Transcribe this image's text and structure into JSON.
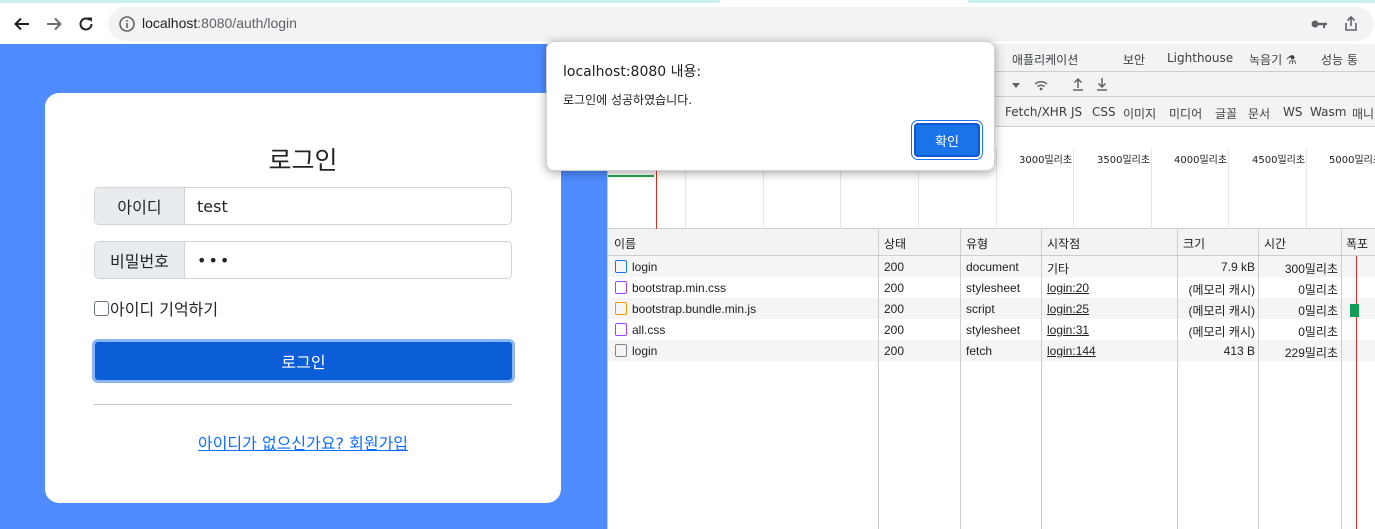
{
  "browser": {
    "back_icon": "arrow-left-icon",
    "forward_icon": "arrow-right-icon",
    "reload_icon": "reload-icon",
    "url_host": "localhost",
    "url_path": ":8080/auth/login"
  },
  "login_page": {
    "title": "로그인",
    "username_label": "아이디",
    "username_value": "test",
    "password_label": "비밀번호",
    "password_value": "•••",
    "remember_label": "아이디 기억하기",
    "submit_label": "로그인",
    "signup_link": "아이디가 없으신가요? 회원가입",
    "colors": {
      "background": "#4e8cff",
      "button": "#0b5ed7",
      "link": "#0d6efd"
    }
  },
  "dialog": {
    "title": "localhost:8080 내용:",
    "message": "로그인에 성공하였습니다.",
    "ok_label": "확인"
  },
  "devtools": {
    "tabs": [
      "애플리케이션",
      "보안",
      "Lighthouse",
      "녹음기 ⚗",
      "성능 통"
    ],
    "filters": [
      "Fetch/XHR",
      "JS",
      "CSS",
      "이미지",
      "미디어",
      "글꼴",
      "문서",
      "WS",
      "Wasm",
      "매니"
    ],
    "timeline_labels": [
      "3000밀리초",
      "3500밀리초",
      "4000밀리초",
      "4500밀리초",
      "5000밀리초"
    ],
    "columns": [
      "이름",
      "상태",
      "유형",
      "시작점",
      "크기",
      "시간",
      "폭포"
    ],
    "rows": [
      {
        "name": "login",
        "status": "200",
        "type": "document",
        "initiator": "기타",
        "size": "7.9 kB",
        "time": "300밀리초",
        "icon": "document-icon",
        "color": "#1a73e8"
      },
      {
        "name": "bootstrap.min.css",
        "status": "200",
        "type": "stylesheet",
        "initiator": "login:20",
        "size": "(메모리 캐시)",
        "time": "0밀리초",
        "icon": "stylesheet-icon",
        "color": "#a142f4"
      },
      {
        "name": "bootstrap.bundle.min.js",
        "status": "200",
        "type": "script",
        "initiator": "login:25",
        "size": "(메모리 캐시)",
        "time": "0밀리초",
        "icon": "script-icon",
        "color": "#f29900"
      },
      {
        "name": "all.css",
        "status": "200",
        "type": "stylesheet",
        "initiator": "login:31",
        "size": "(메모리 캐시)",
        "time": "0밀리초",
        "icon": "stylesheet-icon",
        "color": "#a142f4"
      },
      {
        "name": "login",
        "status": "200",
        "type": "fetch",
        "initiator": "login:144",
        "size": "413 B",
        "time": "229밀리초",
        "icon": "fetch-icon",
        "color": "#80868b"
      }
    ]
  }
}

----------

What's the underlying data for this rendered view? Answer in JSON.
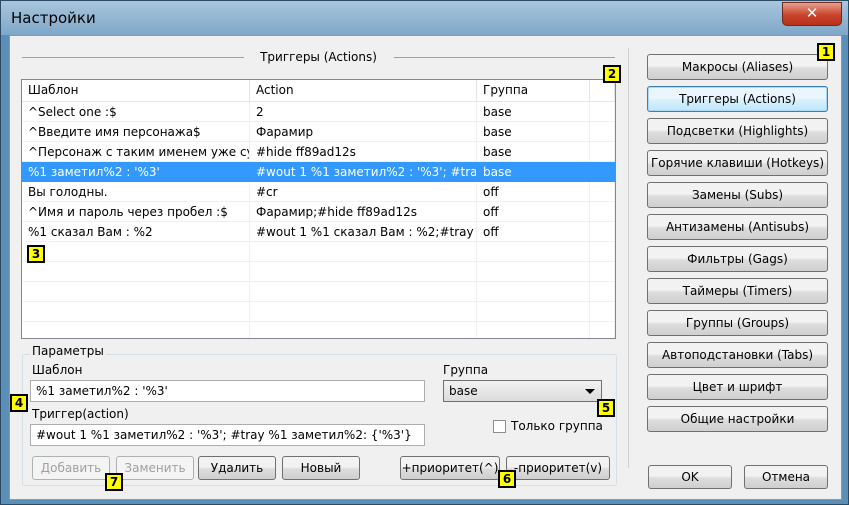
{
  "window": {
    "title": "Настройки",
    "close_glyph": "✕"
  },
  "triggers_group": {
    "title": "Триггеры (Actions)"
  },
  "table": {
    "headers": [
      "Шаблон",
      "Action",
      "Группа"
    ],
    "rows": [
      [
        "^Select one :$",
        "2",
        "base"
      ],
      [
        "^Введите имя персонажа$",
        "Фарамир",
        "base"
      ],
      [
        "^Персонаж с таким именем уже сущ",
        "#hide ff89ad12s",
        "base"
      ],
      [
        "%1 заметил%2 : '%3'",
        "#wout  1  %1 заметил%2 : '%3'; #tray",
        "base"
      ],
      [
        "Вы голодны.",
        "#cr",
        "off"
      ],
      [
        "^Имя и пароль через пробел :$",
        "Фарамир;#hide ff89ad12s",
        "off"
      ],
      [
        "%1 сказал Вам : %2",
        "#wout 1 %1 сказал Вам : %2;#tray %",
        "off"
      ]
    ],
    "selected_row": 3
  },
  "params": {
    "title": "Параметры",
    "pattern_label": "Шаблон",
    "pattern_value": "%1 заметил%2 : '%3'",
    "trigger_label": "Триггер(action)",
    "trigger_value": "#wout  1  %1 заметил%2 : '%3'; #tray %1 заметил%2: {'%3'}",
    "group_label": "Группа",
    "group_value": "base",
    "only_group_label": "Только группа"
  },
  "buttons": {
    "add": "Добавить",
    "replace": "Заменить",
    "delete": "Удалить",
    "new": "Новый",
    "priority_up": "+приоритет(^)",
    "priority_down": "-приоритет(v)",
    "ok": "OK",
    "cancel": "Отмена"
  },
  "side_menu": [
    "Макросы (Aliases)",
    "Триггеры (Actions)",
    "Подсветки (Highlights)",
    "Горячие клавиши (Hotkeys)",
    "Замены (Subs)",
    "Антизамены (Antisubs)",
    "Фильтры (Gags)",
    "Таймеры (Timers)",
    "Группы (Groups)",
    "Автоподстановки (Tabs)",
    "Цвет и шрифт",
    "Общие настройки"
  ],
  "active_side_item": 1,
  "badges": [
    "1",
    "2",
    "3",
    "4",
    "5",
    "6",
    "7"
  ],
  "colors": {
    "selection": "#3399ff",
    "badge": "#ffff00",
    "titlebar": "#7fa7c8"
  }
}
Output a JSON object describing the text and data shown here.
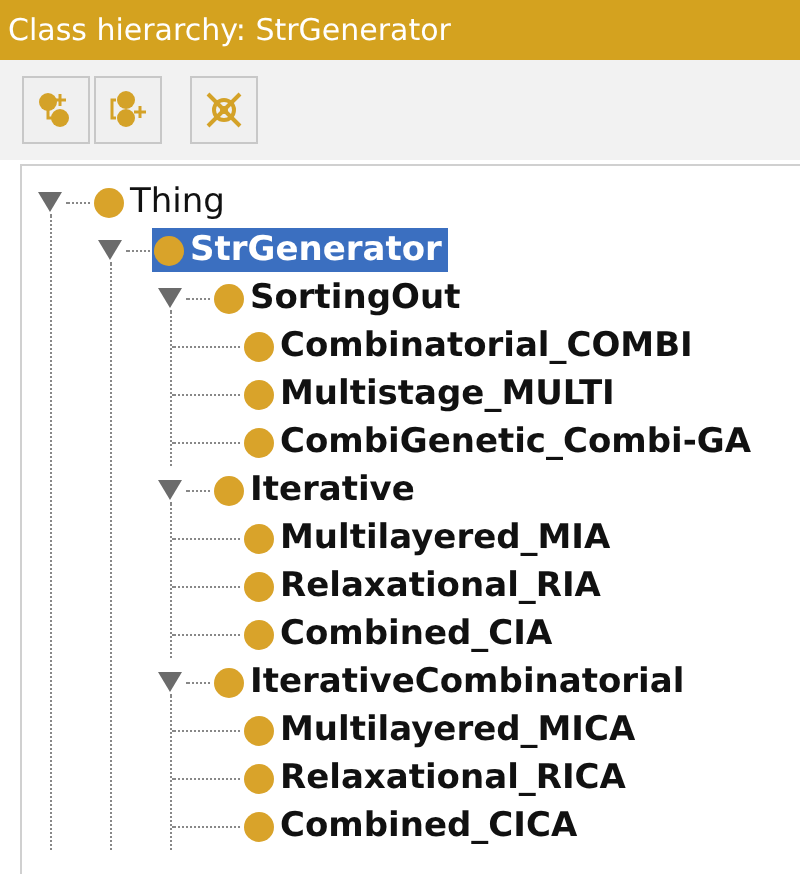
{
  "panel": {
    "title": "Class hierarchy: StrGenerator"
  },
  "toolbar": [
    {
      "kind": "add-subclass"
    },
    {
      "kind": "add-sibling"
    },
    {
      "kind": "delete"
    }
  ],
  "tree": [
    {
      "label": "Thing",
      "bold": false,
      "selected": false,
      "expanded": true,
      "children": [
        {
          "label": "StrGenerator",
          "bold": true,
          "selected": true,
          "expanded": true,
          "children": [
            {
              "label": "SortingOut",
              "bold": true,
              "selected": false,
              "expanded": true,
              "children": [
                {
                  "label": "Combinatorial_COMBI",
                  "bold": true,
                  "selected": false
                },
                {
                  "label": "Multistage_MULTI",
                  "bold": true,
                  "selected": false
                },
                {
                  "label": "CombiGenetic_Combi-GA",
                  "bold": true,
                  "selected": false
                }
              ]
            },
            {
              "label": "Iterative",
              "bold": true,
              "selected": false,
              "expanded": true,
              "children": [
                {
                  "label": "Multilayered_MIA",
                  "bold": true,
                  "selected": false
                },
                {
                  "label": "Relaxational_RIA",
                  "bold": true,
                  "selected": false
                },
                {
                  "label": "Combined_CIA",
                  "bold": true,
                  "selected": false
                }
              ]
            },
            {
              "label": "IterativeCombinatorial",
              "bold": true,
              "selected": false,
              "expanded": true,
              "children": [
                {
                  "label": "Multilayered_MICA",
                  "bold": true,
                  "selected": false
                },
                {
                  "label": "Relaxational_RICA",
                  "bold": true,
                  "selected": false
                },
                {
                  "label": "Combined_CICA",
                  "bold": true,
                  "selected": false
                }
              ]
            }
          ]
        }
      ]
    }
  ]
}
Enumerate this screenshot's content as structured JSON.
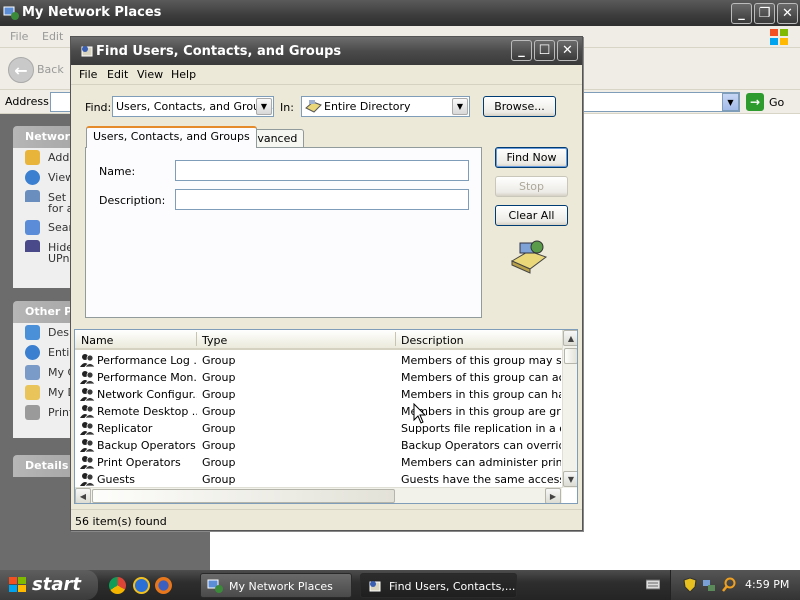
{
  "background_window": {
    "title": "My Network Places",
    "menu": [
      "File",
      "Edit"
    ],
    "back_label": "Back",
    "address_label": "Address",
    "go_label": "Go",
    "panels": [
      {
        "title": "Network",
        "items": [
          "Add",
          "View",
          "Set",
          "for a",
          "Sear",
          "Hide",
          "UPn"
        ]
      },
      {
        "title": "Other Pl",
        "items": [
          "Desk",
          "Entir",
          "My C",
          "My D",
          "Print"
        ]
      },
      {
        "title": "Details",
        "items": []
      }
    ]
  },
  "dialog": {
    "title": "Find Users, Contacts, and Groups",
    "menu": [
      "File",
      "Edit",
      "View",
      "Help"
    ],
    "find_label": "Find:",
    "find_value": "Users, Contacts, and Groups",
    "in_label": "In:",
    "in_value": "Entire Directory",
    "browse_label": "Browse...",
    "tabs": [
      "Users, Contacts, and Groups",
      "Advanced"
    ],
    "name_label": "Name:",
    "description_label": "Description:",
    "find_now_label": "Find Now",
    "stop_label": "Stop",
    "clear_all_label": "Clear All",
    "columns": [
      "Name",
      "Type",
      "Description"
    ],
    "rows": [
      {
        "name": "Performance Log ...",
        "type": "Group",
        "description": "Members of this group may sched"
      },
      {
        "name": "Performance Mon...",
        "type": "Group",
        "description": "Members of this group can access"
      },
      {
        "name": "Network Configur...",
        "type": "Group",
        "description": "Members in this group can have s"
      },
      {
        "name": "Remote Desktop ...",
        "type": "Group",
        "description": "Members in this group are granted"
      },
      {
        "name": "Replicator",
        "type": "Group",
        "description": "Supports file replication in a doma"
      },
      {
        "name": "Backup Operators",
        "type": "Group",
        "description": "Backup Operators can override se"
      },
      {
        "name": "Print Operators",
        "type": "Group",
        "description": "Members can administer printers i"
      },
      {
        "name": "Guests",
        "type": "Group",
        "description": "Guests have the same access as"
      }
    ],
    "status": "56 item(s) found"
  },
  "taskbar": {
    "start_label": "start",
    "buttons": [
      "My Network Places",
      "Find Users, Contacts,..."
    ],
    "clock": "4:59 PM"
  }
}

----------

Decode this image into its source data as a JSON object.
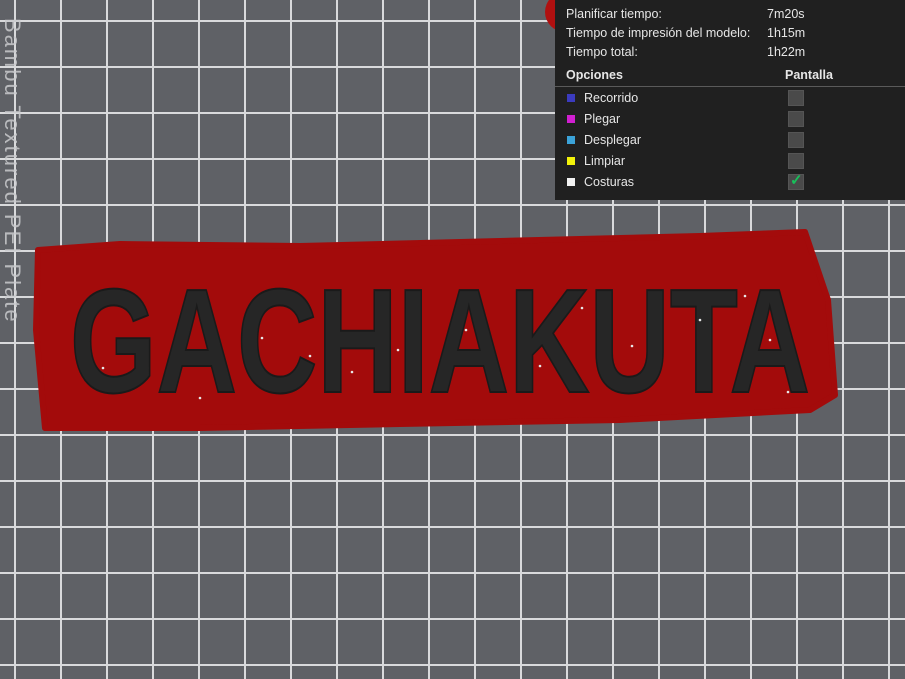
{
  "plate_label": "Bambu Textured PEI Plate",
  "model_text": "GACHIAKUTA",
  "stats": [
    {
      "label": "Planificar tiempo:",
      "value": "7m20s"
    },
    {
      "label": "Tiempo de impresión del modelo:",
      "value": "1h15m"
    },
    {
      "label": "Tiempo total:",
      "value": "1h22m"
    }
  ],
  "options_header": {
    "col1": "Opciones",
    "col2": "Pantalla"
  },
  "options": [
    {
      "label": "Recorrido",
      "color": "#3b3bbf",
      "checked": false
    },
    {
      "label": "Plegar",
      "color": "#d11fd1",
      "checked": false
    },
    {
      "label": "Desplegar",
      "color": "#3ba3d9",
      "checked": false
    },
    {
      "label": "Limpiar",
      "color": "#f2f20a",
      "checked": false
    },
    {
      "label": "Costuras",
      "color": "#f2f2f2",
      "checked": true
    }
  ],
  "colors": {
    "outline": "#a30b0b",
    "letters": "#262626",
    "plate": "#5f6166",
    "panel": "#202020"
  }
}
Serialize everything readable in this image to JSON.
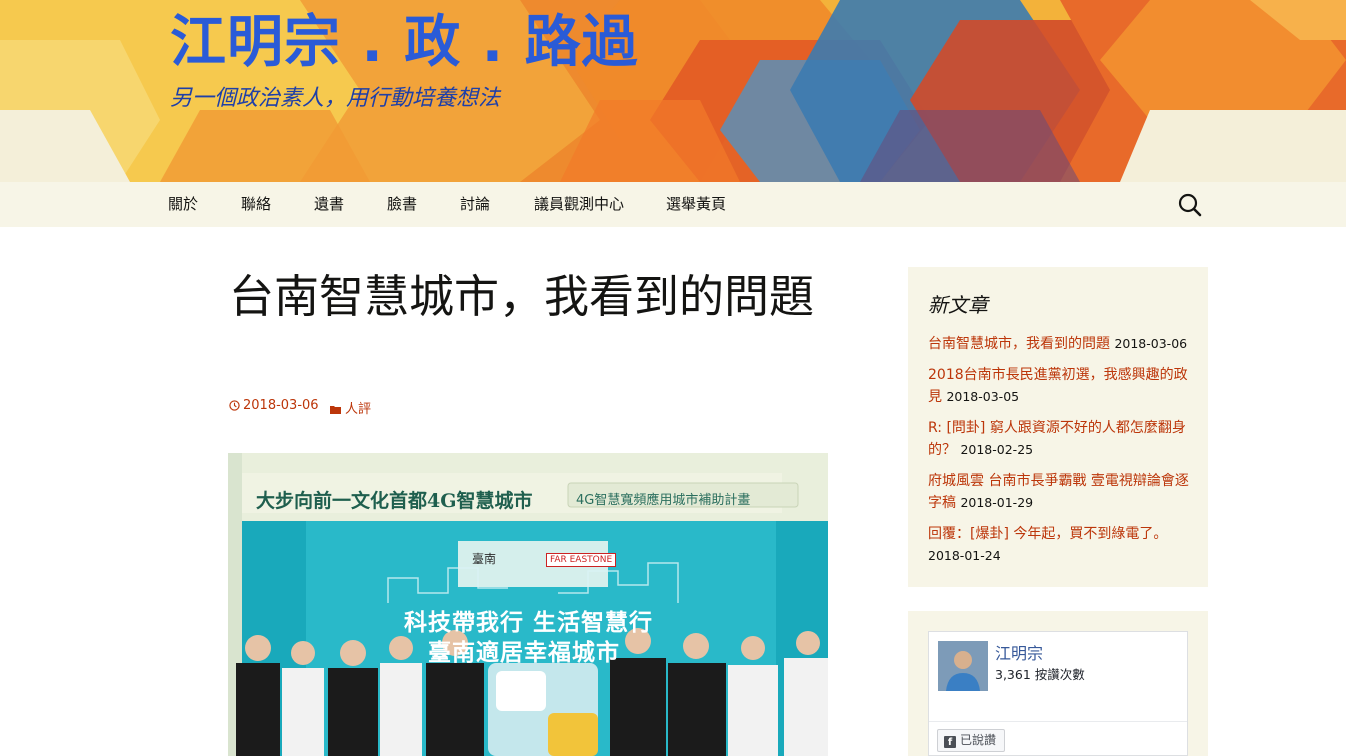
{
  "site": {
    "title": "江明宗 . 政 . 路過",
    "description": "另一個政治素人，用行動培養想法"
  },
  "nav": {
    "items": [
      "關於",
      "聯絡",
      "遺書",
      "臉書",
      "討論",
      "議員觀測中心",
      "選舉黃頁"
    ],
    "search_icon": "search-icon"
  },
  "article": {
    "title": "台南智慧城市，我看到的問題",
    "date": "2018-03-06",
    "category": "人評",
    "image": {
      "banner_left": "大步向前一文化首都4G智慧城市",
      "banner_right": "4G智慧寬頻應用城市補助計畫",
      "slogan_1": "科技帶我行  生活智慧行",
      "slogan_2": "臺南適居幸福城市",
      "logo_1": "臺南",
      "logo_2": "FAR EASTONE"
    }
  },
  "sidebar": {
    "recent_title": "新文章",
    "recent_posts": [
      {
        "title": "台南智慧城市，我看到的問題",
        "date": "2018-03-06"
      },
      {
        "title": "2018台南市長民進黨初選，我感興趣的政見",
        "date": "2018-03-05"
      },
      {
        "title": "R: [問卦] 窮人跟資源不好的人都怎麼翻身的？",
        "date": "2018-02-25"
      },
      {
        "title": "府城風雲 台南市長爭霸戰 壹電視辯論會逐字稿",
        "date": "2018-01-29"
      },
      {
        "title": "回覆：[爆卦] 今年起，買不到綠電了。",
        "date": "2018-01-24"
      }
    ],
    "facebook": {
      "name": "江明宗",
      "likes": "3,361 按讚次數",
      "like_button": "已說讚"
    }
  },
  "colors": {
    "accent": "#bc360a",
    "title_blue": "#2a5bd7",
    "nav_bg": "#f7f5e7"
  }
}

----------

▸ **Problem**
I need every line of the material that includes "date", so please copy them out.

▸ **Answer box**
    "date": "2018-03-06",
        "date": "2018-03-06"
        "date": "2018-03-05"
        "date": "2018-02-25"
        "date": "2018-01-29"
        "date": "2018-01-24"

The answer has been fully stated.